But what happened outside the ring ensured that Ali became the greatest sportsman and the most chronicled athlete (more than 50 books, and counting) of any era. His opposition to the Vietnam war, his devotion to the Nation of Islam, with uncompromising statements about the culpability of the white race, his determination to challenge and oppose the accepted role of his race at that time, all made him a figure of profound polarisation in a country, then as now, confounded and divided on matters of colour.

Ali, diminished by Parkinson’s and largely silenced by its effects, eventually became a cuddly, avuncular personality who could be called upon to perform such official duties as the lighting of the Olympic flame in Atlanta in 1996.

This disguises the reality that Ali was hated by much of the USA in the 1960s. His stance on refusing to be drafted to the Vietnam war was detested by much of the white constituency and drew sustained anger from many columnists.

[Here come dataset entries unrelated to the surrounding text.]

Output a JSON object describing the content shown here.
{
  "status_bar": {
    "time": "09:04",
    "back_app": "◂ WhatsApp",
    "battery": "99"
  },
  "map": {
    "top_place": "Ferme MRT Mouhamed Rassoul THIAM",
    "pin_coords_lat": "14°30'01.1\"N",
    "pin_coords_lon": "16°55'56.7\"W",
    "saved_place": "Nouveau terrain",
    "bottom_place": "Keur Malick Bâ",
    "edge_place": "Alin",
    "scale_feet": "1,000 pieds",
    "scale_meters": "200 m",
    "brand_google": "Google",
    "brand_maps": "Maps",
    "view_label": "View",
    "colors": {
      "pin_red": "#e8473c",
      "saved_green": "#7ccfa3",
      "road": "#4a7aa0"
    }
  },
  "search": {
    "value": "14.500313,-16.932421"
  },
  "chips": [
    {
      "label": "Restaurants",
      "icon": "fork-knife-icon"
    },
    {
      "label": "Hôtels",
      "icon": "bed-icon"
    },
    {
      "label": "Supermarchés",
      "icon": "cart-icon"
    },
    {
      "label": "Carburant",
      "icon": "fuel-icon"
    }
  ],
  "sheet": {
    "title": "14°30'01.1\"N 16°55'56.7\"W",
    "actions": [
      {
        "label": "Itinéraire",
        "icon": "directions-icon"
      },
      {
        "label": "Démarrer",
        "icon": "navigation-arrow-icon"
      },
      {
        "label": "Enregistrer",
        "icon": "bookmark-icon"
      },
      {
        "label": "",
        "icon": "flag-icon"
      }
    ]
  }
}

The Nation of Islam, too, was viewed as a dangerous, revolutionary organisation. The assassination of Malcolm X lent weight to these accusations and there is evidence that Ali himself feared fatal retribution if he strayed too far from its influence.

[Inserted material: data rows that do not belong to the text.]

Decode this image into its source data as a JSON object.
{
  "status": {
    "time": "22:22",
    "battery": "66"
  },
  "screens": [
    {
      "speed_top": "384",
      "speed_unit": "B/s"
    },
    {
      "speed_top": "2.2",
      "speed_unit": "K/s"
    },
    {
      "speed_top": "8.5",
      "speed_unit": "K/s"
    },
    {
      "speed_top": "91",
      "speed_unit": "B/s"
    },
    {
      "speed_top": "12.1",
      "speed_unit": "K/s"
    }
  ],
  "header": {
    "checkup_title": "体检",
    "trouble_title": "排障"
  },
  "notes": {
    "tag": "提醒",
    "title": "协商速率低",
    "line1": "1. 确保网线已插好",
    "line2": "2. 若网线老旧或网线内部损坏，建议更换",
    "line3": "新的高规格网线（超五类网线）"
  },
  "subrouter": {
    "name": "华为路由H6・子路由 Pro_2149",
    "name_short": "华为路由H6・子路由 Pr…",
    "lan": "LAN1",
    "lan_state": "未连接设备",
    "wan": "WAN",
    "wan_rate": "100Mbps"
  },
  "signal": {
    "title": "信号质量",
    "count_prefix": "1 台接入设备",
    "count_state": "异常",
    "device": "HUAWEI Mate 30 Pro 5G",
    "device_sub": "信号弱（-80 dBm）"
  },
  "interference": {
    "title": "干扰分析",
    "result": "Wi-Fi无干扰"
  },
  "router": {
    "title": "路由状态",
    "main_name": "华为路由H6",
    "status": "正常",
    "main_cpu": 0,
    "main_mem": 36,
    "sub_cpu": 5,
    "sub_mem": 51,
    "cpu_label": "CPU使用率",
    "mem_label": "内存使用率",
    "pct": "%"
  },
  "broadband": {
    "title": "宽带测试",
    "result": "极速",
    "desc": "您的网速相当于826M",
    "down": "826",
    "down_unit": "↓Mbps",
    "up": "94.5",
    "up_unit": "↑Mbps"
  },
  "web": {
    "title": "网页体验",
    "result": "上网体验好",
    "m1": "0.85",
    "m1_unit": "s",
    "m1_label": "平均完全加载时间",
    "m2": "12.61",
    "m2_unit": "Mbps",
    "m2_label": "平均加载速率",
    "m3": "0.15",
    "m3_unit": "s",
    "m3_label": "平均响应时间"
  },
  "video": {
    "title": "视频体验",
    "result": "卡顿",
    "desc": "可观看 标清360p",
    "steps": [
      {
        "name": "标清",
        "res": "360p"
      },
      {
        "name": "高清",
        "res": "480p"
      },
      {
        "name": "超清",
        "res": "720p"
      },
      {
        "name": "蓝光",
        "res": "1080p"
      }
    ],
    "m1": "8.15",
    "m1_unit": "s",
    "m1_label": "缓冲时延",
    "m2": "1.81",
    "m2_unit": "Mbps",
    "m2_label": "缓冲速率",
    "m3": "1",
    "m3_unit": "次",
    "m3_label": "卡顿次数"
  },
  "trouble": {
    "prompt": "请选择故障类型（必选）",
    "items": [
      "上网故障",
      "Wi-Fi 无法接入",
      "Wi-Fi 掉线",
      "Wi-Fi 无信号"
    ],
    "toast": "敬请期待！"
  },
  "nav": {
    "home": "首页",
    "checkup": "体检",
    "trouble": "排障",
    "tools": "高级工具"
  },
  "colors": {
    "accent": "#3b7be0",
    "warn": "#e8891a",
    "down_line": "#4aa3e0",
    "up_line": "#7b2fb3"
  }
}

In appearances on television shows, in interviews with the leading newspapers and magazines of his time, AIi presented himself as a strong and unapologetic accuser of the evils of the white race and a supporter of black segregation from it.

This was and is controversial and Ali later softened his stance on both issues but he pursued his aims in the 1960s with the bravery that marked his boxing, though many point out persuasively that Ali was easily influenced by the rhetoric and ideas of such as Malcolm X and Elijah Muhammad, leader of the Nation of Islam.

It would, therefore, be impossible to write a cultural or traditionally historical account of the 1960s without reference to a boxer. This is both an unusual and significant achievement for anyone who earns a living pounding on someone else’ head.

But if Ali’s greatness is measured in his sporting prowess and his political and social importance it is complemented by his precise stature as a human being.

This is where the Ali story becomes deeply fascinating. The best writers of an age were drawn to Ali because they sensed and then discovered that this was a personality who could not be captured by mere cliché. Ali was contradiction. He was brave when facing brutal opponents but scared of flying. He was kind to children but largely absent to his own offspring. He was generous in the most fleeting of encounters but mean, and desperately so, to some of his opponents. His treatment of Joe Frazier was a disgrace. He was a serial philanderer and was accused of abusing his wives physically and emotionally.

He was, in short, bruised and flawed, with his conspicuousness greatness matched by his desperate faults. This is what made him a veritable drug for writers and one that they could and can return to without restraint.

But there is yet another characteristic that attracts writers. Most dramatically, Ali changed. The beautiful physical specimen became a shambling old man far before his time, dying aged 74 just more than a year ago. The blustering, goading boxing champion became a reflective senior. He spoke of regret, he made apologies, he distanced himself from hate, embracing love.

The wrongs remain on his record. But in later years Ali found a redemption that lay curiously in his physical deterioration. He stated constantly that The Greatest was an invention, part fun, part in recognition of his worldly achievements. But he was just a man, subject to the will of Allah, his guiding force, and to time that relentless pursuer of all.

His life, then, had covered so much ground, his character had been so profound and superficial, so obdurate and so mallleable, that the contradictions screamed for attention. The writers were both attentive and stimulated.

There is great writing on The Greatest and Eigg adds to this even in the sure realisation that this first biography of Ali from birth to death cannot and will not be the last word.

It is appropriate, though, that Ali provided the most pithy and irrefutable words on his extraordinary life. When once asked to describe himself, he said: “Me. Wheee.” There is rhyme and substantial reason in that.